# Exercise aim
All that is needed is each line of the entries holding the word "tagged", copied as it stands.

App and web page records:

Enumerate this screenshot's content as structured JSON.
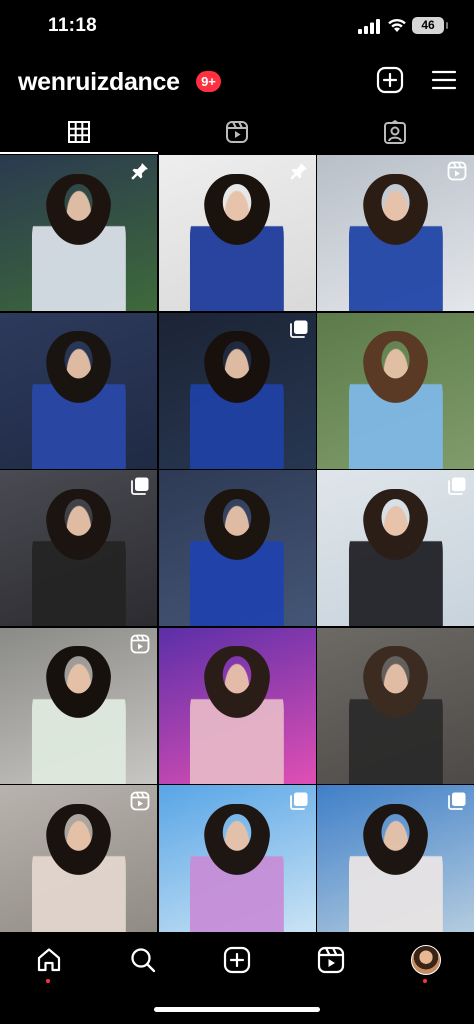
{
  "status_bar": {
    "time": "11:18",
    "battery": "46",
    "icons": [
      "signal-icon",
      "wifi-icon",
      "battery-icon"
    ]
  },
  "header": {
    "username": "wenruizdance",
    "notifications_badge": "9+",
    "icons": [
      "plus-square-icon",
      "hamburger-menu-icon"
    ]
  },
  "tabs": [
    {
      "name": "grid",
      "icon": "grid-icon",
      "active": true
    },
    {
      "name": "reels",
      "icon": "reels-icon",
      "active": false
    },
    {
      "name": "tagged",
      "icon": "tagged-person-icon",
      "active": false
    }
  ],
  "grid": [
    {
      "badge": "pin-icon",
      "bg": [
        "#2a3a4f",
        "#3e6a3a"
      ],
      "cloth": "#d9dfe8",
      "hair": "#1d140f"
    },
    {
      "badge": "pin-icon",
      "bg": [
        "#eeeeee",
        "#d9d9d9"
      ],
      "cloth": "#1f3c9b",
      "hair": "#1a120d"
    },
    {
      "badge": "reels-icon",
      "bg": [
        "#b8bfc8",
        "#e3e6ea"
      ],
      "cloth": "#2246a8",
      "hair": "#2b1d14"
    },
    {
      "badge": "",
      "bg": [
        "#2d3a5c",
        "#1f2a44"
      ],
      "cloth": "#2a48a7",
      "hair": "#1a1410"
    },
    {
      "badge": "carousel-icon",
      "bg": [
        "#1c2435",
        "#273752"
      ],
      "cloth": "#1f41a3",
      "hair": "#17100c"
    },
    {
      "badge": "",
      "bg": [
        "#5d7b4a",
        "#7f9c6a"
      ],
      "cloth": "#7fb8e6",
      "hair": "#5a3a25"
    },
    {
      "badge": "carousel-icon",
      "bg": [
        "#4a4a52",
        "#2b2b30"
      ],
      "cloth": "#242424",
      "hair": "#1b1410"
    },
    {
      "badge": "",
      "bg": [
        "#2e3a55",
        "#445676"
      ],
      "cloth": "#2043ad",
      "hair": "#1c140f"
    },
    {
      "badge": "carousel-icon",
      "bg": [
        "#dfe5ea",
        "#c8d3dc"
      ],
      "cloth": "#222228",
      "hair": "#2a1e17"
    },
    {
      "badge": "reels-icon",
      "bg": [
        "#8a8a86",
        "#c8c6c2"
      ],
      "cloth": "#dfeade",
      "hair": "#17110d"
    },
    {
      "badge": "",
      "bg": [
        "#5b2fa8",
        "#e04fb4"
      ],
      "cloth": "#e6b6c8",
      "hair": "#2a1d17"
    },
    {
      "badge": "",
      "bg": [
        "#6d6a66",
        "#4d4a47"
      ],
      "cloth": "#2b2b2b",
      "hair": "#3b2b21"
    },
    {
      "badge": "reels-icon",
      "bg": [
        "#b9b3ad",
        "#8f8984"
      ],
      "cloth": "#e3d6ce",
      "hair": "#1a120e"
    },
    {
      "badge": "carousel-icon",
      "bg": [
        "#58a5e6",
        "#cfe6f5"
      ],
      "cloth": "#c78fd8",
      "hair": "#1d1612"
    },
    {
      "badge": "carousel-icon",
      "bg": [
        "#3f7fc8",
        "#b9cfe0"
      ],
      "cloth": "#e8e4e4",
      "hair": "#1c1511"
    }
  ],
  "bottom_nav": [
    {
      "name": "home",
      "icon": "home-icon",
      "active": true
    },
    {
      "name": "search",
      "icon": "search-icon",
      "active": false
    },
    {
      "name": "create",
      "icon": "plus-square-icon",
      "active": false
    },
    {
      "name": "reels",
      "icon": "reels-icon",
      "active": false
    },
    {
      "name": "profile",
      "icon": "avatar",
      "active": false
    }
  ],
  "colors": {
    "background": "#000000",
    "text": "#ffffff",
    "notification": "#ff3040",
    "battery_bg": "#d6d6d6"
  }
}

# Result of this exercise
      "name": "tagged",
      "icon": "tagged-person-icon",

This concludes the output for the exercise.